  1. They offer better service: At the end of the day, a hostel is a business. They are there to serve you. They will arrange an early morning taxi to the airport for you, book tours for you (see above), and even print boarding passes for you so that you don’t get hit with a $16 charge by the cheapo airline to print it at the airport (I learned THAT the hard way). Furthermore, I never stay at a place without 24-hour reception. You never know when you are going to need something, and having someone right there to help you feels like such a luxury – without the luxury price tag. With Airbnb it really depends on the host, and I have yet to receive the same level of service I usually get at hostels.


  1. You can meet other great travelers: Everyone asks me how I keep from feeling lonely when I travel. Although I prefer doing things on my own, sometimes it is nice to have someone to pal around with and this is one way that hostels can be very helpful. Hostels are filled with travelers just like you, and you can meet them playing board games in the common space or having breakfast.

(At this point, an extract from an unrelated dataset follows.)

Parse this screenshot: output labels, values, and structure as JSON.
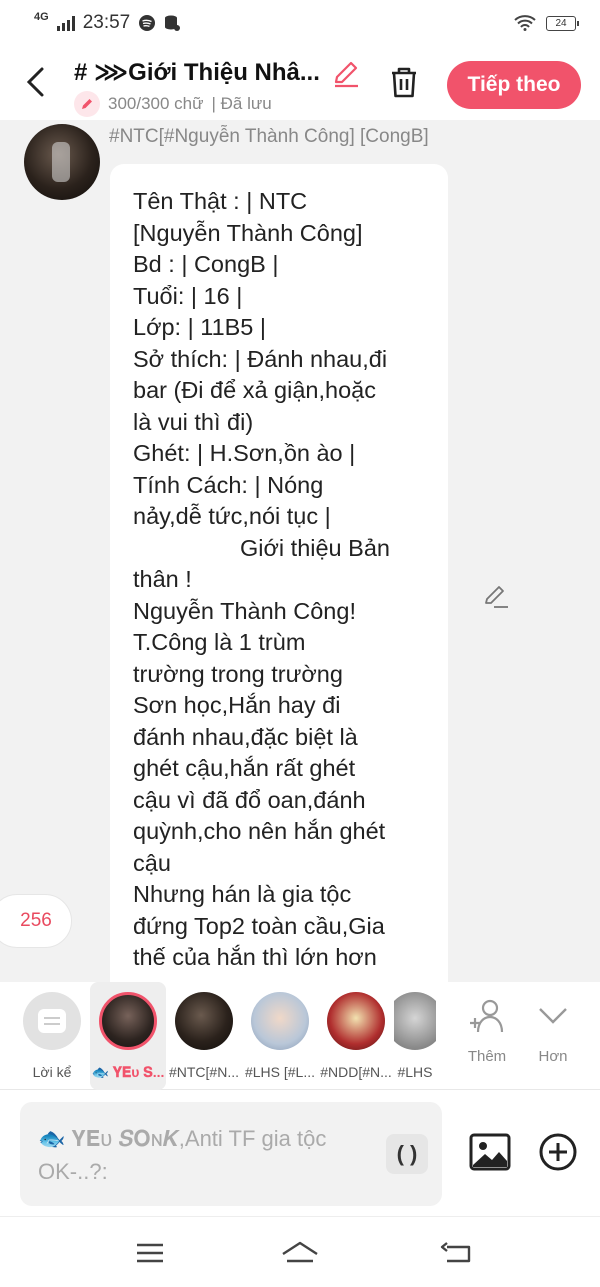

Odds are they will want to see some of the same things you want to see, so you might as well go together!


  1. You don’t have to stay in a dorm: For me, I like having my own space. A room where I can have some peace and quiet. I don’t mind sharing a bathroom, but I would rather not be bothered all throughout the night with strangers snoring, coming and going at all hours, or deciding to participate in strange occultic rituals – whatever the case may be. Fortunately most hostels offer private single (or double, if you are travelling with a friend) rooms with a shared bathroom at really cheap rates. In fact, many offer rooms with en suite bathrooms too, if sharing a bathroom isn’t your thing.


  1. I feel safer: Probably the most important thing is I feel safer in a hostel. My first Airbnb experience had me staying in an apartment that belonged to an overly interested dude (who had a key, of course) who knew that I was travelling alone for a few days. My days ended with me moving a piece of furniture in front of the door before going to sleep because, well, you can never be too careful. I have never felt the need to do something like that at a hostel. Hostels are usually full of other people, so you never feel awkwardly alone with someone who might make you feel uncomfortable. As a business, hostels are regulated and employees vetted in some fashion. And with my own room that I can lock when I leave, I can ensure my stuff has a safe place to spend the day.

And that really sums it up for me. With the rise of the sharing network, the good, old-fashioned hostel has fallen a little bit by the wayside. My intention was to remind everyone of a really solid budget travel option. Of course, what works for me may not work for you and I encourage anyone to get out there and travel wherever they want to in the way that makes them the most comfortable. For some, that is Airbnb. For others, it is fancy hotels. For others still, it is literally crashing on a stranger’s couch through the couchsurfing network. Whatever works for you, go out there and work it!